Freezing temperatures gave way to an afternoon near 70 degrees on Saturday, ensuring that Cassie & I would find time to explore a few of our favorite trails. We had a good day hunting mushrooms & other interesting stuff!
I brought my macro lens into the woods again, something I just started doing but now feel I almost can’t do without. I’ve come to really enjoy it, and today got some fun shots of a few miniature beauties, such as these… I’m not sure whats. I’ll watch to see if they grow. Maybe they’re some sort of tooth fungus. I love their frilly lace hemline!
Of course my new favorite lichens were so rad that I had to draw some more.
This little drawing uses colored pencils, where I had used Copics for color the first time. In the past several months I’ve used this set up (microns, white gel pen, and colored pencil) for my Lovecraftian microbes, but not for real subjects. It’s what I had on hand, though, and it worked out great.
I’ll definitely be drawing these again, I’m sure. I’d like to find some more so I have more reference material!
Following his disappearance in the Summer/Fall of 1939, a strange document was discovered in the desk of Dr. Hans Peter Alter of Miskatonic University’s Biology Dept. It was a simple anatomical diagram of the kind one would expect among the professional effects of a renowned man of science. Clearly related to subject 20.XI.19, the document stands out for two particular reasons.
This bizarre organism floats through the nanosphere on delicate ‘wings’. With these vascular structures X. fur, known as the lesser butterfly, both eats and breathes.
The reproductive method of X. fur is ingenious and unique.
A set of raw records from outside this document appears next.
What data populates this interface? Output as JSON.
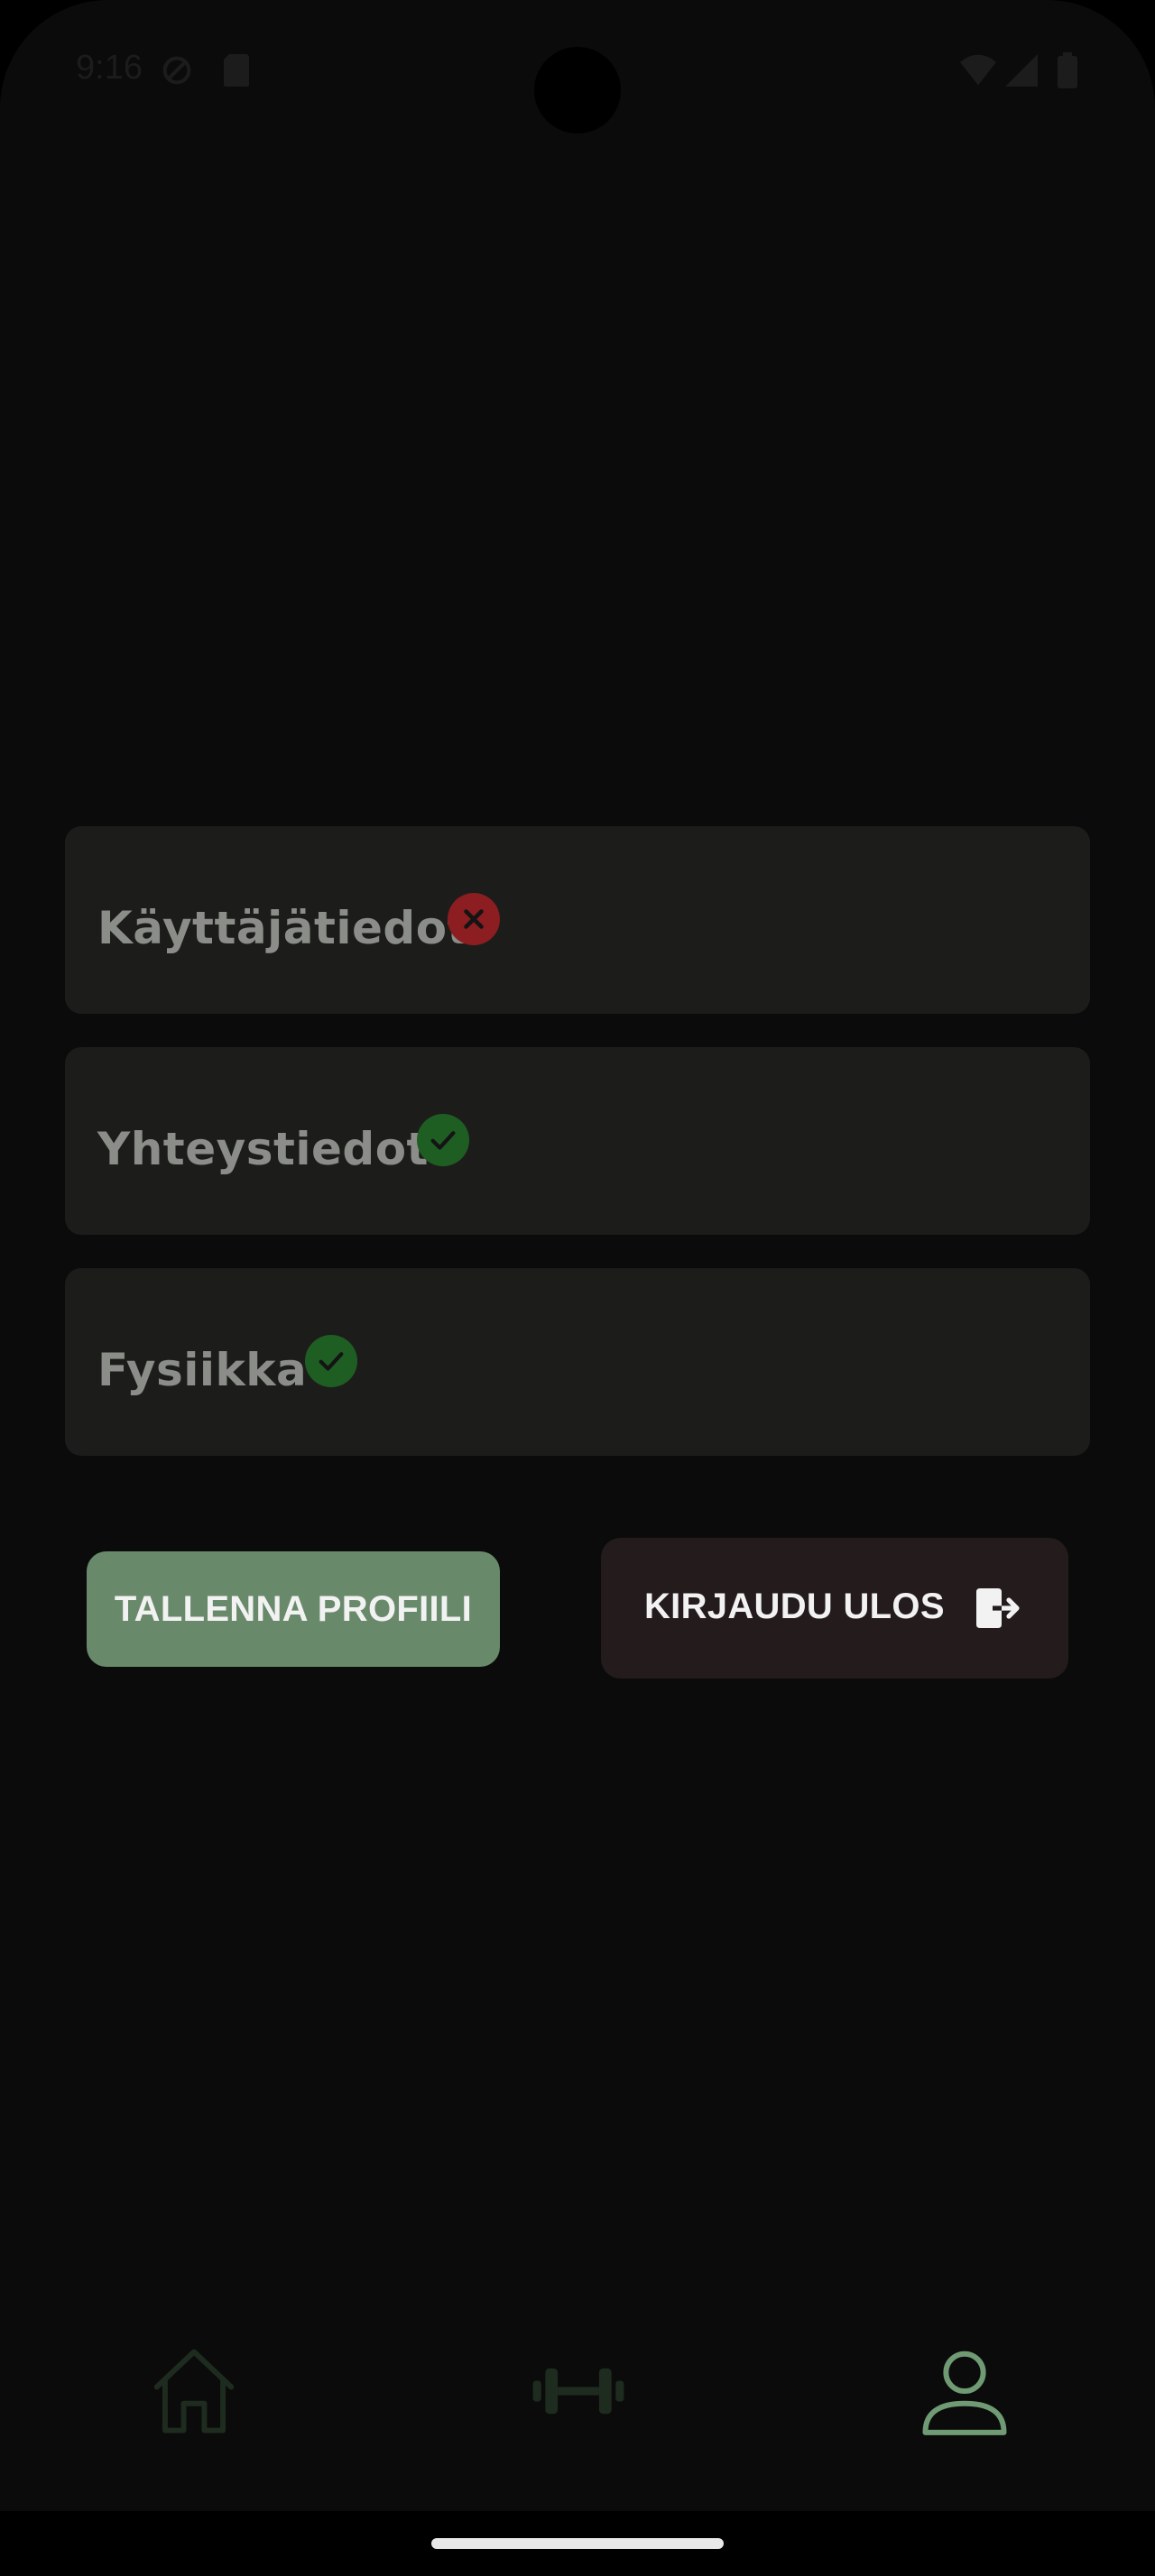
{
  "status_bar": {
    "time": "9:16",
    "icons": [
      "vpn-key-icon",
      "sim-card-icon",
      "wifi-icon",
      "cell-signal-icon",
      "battery-icon"
    ]
  },
  "sections": [
    {
      "label": "Käyttäjätiedot",
      "status": "error",
      "icon": "close-icon"
    },
    {
      "label": "Yhteystiedot",
      "status": "ok",
      "icon": "check-icon"
    },
    {
      "label": "Fysiikka",
      "status": "ok",
      "icon": "check-icon"
    }
  ],
  "actions": {
    "save_label": "TALLENNA PROFIILI",
    "logout_label": "KIRJAUDU ULOS",
    "logout_icon": "logout-icon"
  },
  "bottom_nav": {
    "items": [
      {
        "name": "home",
        "icon": "home-icon",
        "active": false
      },
      {
        "name": "workouts",
        "icon": "dumbbell-icon",
        "active": false
      },
      {
        "name": "profile",
        "icon": "person-icon",
        "active": true
      }
    ]
  },
  "colors": {
    "background": "#0b0b0b",
    "card": "#1c1d1b",
    "label": "#8b8d89",
    "error": "#8c1d20",
    "success": "#1f5e22",
    "save_button": "#688a6b",
    "logout_button": "#241c1c",
    "nav_active": "#6f9a73",
    "nav_inactive": "#1e2b1f"
  }
}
It captures and ingests the globules of other organisms, then slowly converts the foreign genetic material to match its own. Through a process of forced and controlled mutation, the globule becomes a viable egg of the butterfly. Once conversion is complete, the egg, now an entirely different species than before, is ejected to develop on its new course.
Though many of the strange lifeforms revealed by Dr. Alter and his team in those feverish months of research pose no threat to macroscopic organisms, an alarming number can harm us in ways we are presently powerless to combat.
The ‘worm’, as it is often called, swims within the bloodstream of mammals, burrowing into red blood cells, where it hunts hemoglobin. The semi-rigid segments nearest the mouth each sport three spines, which serve as a kind of lateral line to detect aetheric disturbances created by organic molecules. When shai-hulud grows too numerous within its host, that individual may suffer shortness of breath, weakness, and an unhealthy pallor.